“This historic milestone highlights the ongoing commitment and perseverance we have witnessed to safely welcome our Afghan allies to the United States through a whole-of-society effort,” said Robert J. Fenton, Jr., Senior Response Official for Operation Allies Welcome. “As we complete operations at Fort Lee, we are incredibly proud of the collaboration that has led to the resettlement of more than 25,000 vulnerable Afghans, including those who worked on behalf of the United States, into local communities across our country.”
DOD continues to provide temporary housing facilities for the remaining approximately 45,000 vulnerable Afghans who are in the process of completing their resettlement while at the following seven military installations: Camp Atterbury, Indiana; Joint Base McGuire-Dix-Lakehurst, New Jersey; Holloman Air Force Base, New Mexico; Fort Bliss, Texas; Fort Pickett, Virginia; Marine Corps Base Quantico, Virginia; and Fort McCoy, Wisconsin. While on these installations, Afghan evacuees have access to a range of services, including medical care and resettlement services, and they can apply for work authorization.
“Our Soldiers, Sailors, Airmen, Marines, and Guardians have given – and continue to give – steadfast support as part of Operation Allies Welcome,” said U.S. Air Force Gen. Glen D. VanHerck, U.S. Northern Command commander. “Last summer, Fort Lee was the first of eight DOD installations to welcome Afghans as they underwent the resettlement process, and today the task force at Fort Lee is the first to bid farewell to the Afghans as they proceed on to their lives in America.”

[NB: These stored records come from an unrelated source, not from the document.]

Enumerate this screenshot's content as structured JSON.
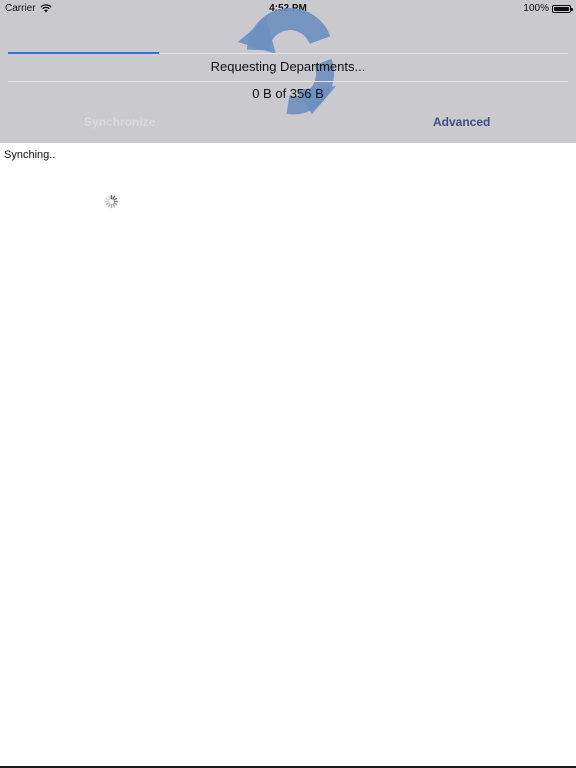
{
  "status_bar": {
    "carrier": "Carrier",
    "time": "4:52 PM",
    "battery": "100%"
  },
  "sync": {
    "message": "Requesting Departments...",
    "bytes": "0 B of 356 B",
    "progress_fraction": 0.27,
    "accent_color": "#3b6fd9"
  },
  "tabs": [
    {
      "label": "Synchronize"
    },
    {
      "label": "Advanced"
    }
  ],
  "body": {
    "status_text": "Synching.."
  },
  "icons": {
    "logo": "sync-arrows-icon",
    "spinner": "activity-spinner-icon"
  }
}
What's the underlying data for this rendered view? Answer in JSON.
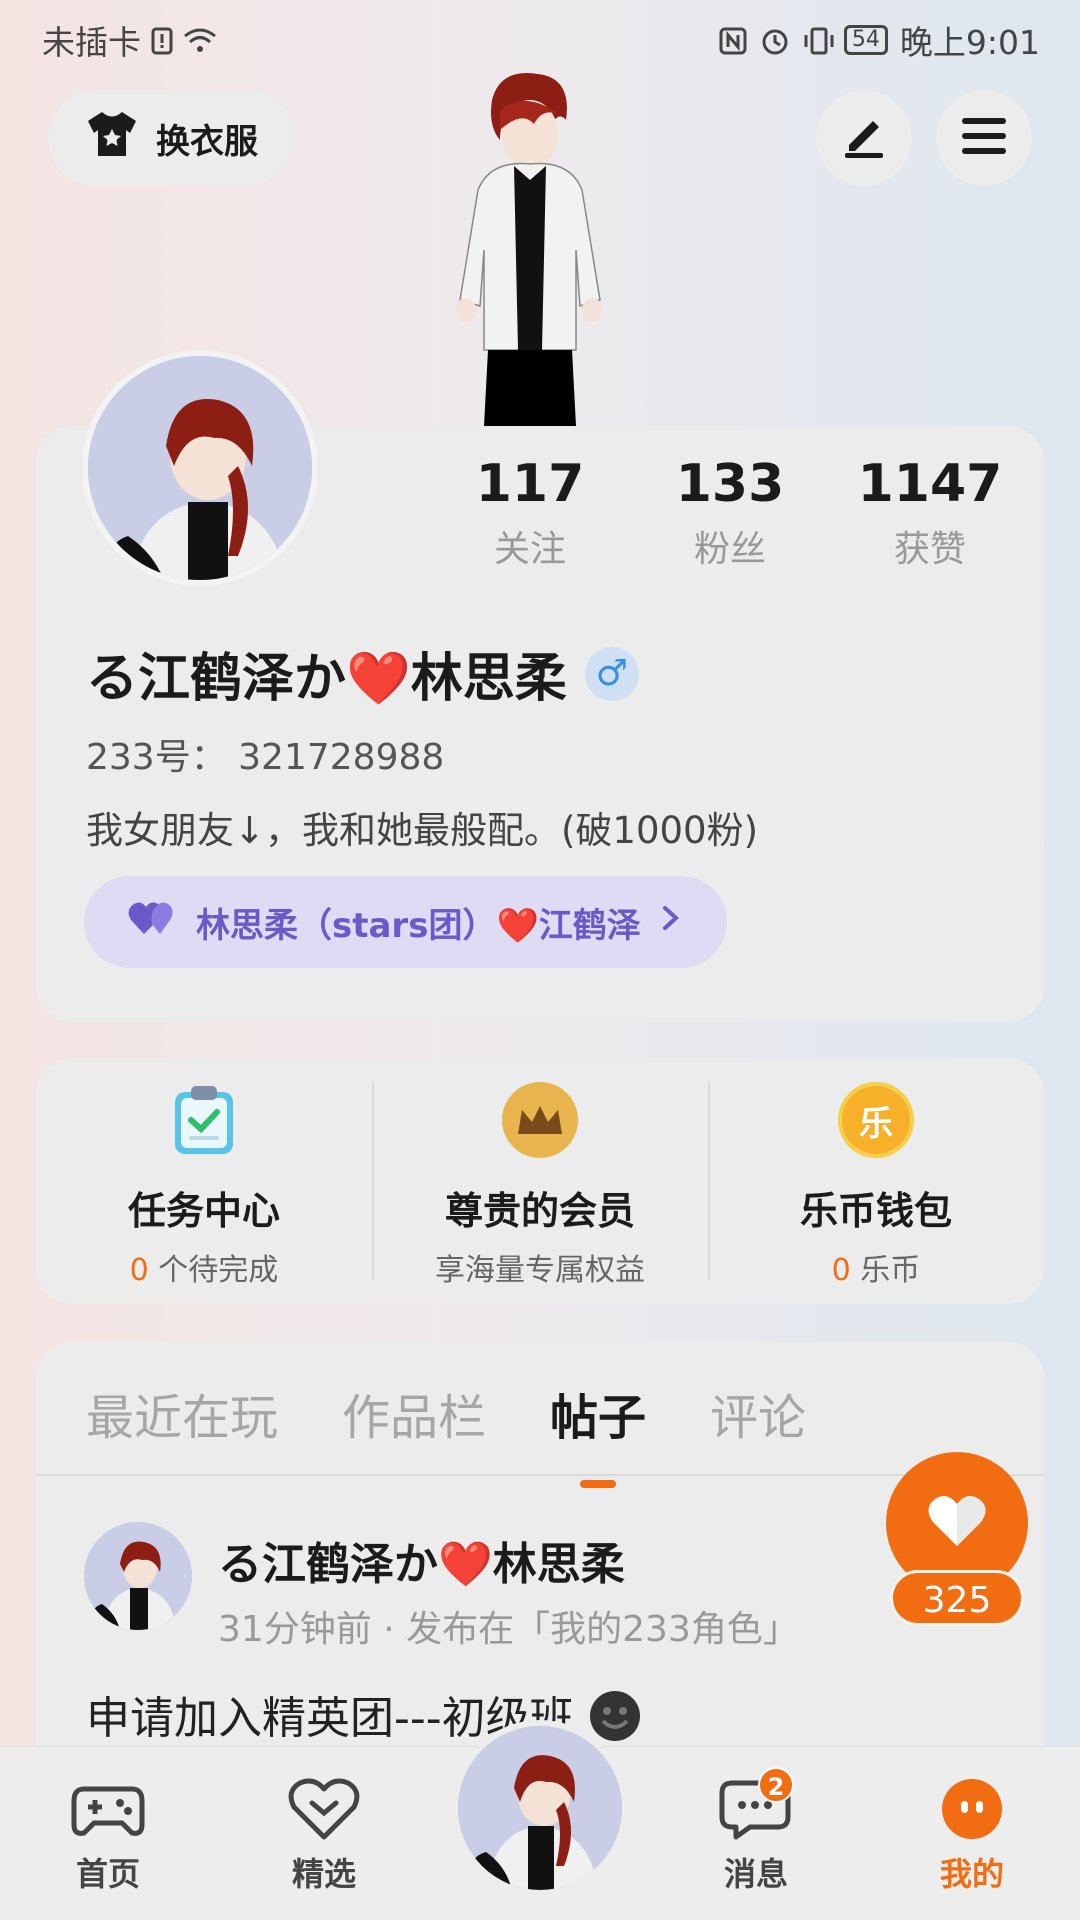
{
  "status_bar": {
    "carrier": "未插卡",
    "battery": "54",
    "time": "晚上9:01"
  },
  "header": {
    "dress_button": "换衣服"
  },
  "profile": {
    "stats": [
      {
        "value": "117",
        "label": "关注"
      },
      {
        "value": "133",
        "label": "粉丝"
      },
      {
        "value": "1147",
        "label": "获赞"
      }
    ],
    "username": "る江鹤泽か❤️林思柔",
    "gender_symbol": "♂",
    "uid": "233号： 321728988",
    "bio": "我女朋友↓，我和她最般配。(破1000粉)",
    "relation": "林思柔（stars团）❤️江鹤泽"
  },
  "features": [
    {
      "title": "任务中心",
      "sub_value": "0",
      "sub_text": " 个待完成"
    },
    {
      "title": "尊贵的会员",
      "sub_value": "",
      "sub_text": "享海量专属权益"
    },
    {
      "title": "乐币钱包",
      "sub_value": "0",
      "sub_text": " 乐币",
      "icon_text": "乐"
    }
  ],
  "tabs": [
    "最近在玩",
    "作品栏",
    "帖子",
    "评论"
  ],
  "active_tab": "帖子",
  "post": {
    "author": "る江鹤泽か❤️林思柔",
    "meta": "31分钟前 · 发布在「我的233角色」",
    "text": "申请加入精英团---初级班"
  },
  "like": {
    "count": "325"
  },
  "bottom_nav": {
    "items": [
      "首页",
      "精选",
      "消息",
      "我的"
    ],
    "message_badge": "2"
  },
  "colors": {
    "accent": "#f26d12",
    "relation_text": "#6b58c9"
  }
}
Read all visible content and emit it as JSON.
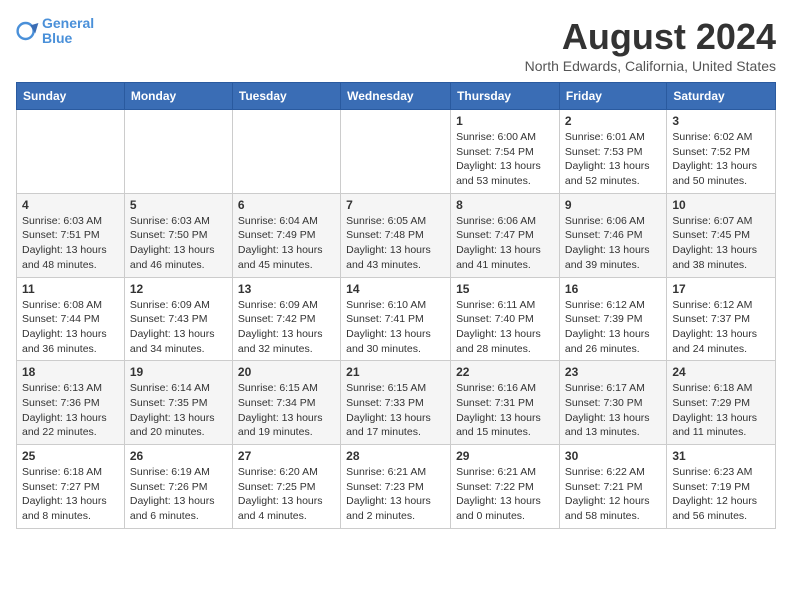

Prior to entering the United States, Afghan evacuees must successfully complete a rigorous, multi-layered screening and vetting process that includes biometric and biographic screenings conducted by intelligence, law enforcement, and counterterrorism professionals from the Departments of Homeland Security and Defense, Federal Bureau of Investigation (FBI), National Counterterrorism Center (NCTC), and other Intelligence Community partners. Afghan evacuees also receive critical vaccinations – which include measles, mumps, and rubella (MMR), varicella, polio, COVID-19, and others – as a condition of their humanitarian parole. All OAW arrivals are tested for COVID-19.
Those who are interested in supporting the resettlement of vulnerable Afghans can go to www.welcome.us to learn more about how to get involved. Welcome.US is a national non-profit initiative to welcome and support Afghan nationals as they rebuild their lives in communities across America. Groups of individuals and community organizations can also apply to form a sponsor circle to directly support arriving Afghan evacuees. For more information on the Sponsor Circle Program and to learn how to apply to form a sponsor circle, visit www.sponsorcircles.org.